» **ABOUT THIS TASK**: Your job is to copy every record exactly.

---

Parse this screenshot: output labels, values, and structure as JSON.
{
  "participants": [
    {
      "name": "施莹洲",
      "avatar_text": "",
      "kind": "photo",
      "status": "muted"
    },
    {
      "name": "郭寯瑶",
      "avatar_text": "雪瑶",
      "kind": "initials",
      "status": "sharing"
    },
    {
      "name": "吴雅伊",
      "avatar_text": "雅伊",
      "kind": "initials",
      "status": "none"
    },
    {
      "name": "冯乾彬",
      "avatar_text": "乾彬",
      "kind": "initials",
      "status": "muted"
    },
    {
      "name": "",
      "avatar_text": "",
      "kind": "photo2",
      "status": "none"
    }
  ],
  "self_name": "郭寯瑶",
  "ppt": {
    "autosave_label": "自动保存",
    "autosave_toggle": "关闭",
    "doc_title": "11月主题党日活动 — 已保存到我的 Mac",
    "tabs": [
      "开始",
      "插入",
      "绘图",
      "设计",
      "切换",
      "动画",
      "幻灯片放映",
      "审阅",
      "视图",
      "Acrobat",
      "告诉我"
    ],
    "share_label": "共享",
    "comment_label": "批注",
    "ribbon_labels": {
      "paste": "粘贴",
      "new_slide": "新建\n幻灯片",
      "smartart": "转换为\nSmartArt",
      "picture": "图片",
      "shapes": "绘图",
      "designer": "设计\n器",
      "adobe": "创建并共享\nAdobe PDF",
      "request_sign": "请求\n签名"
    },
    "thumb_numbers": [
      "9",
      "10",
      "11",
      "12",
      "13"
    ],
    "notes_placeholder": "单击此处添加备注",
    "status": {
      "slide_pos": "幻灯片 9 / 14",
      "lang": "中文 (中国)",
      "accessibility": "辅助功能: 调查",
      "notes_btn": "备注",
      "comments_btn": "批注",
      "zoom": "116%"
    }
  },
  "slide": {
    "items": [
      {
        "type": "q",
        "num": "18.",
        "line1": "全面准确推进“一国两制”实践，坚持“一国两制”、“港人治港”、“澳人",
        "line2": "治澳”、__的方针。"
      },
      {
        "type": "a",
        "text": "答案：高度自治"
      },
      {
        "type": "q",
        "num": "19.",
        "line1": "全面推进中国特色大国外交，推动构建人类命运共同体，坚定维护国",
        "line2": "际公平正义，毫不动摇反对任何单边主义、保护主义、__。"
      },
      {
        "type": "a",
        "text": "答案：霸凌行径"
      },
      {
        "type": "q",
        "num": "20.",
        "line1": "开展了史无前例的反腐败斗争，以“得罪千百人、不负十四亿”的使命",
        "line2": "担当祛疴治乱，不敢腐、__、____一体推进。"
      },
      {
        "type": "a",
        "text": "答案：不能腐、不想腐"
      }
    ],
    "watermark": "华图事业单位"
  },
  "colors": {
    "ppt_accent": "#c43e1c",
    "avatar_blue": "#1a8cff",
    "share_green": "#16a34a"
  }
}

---

» **PROBLEM SOLUTION**:
Parse this screenshot: output labels, values, and structure as JSON.
{
  "participants": [
    {
      "name": "施莹洲",
      "avatar_text": "",
      "kind": "photo",
      "status": "muted"
    },
    {
      "name": "郭寯瑶",
      "avatar_text": "雪瑶",
      "kind": "initials",
      "status": "sharing"
    },
    {
      "name": "吴雅伊",
      "avatar_text": "雅伊",
      "kind": "initials",
      "status": "none"
    },
    {
      "name": "冯乾彬",
      "avatar_text": "乾彬",
      "kind": "initials",
      "status": "muted"
    },
    {
      "name": "",
      "avatar_text": "",
      "kind": "photo2",
      "status": "none"
    }
  ],
  "self_name": "郭寯瑶",
  "ppt": {
    "autosave_label": "自动保存",
    "autosave_toggle": "关闭",
    "doc_title": "11月主题党日活动 — 已保存到我的 Mac",
    "tabs": [
      "开始",
      "插入",
      "绘图",
      "设计",
      "切换",
      "动画",
      "幻灯片放映",
      "审阅",
      "视图",
      "Acrobat",
      "告诉我"
    ],
    "share_label": "共享",
    "comment_label": "批注",
    "ribbon_labels": {
      "paste": "粘贴",
      "new_slide": "新建\n幻灯片",
      "smartart": "转换为\nSmartArt",
      "picture": "图片",
      "shapes": "绘图",
      "designer": "设计\n器",
      "adobe": "创建并共享\nAdobe PDF",
      "request_sign": "请求\n签名"
    },
    "thumb_numbers": [
      "9",
      "10",
      "11",
      "12",
      "13"
    ],
    "notes_placeholder": "单击此处添加备注",
    "status": {
      "slide_pos": "幻灯片 9 / 14",
      "lang": "中文 (中国)",
      "accessibility": "辅助功能: 调查",
      "notes_btn": "备注",
      "comments_btn": "批注",
      "zoom": "116%"
    }
  },
  "slide": {
    "items": [
      {
        "type": "q",
        "num": "18.",
        "line1": "全面准确推进“一国两制”实践，坚持“一国两制”、“港人治港”、“澳人",
        "line2": "治澳”、__的方针。"
      },
      {
        "type": "a",
        "text": "答案：高度自治"
      },
      {
        "type": "q",
        "num": "19.",
        "line1": "全面推进中国特色大国外交，推动构建人类命运共同体，坚定维护国",
        "line2": "际公平正义，毫不动摇反对任何单边主义、保护主义、__。"
      },
      {
        "type": "a",
        "text": "答案：霸凌行径"
      },
      {
        "type": "q",
        "num": "20.",
        "line1": "开展了史无前例的反腐败斗争，以“得罪千百人、不负十四亿”的使命",
        "line2": "担当祛疴治乱，不敢腐、__、____一体推进。"
      },
      {
        "type": "a",
        "text": "答案：不能腐、不想腐"
      }
    ],
    "watermark": "华图事业单位"
  },
  "colors": {
    "ppt_accent": "#c43e1c",
    "avatar_blue": "#1a8cff",
    "share_green": "#16a34a"
  }
}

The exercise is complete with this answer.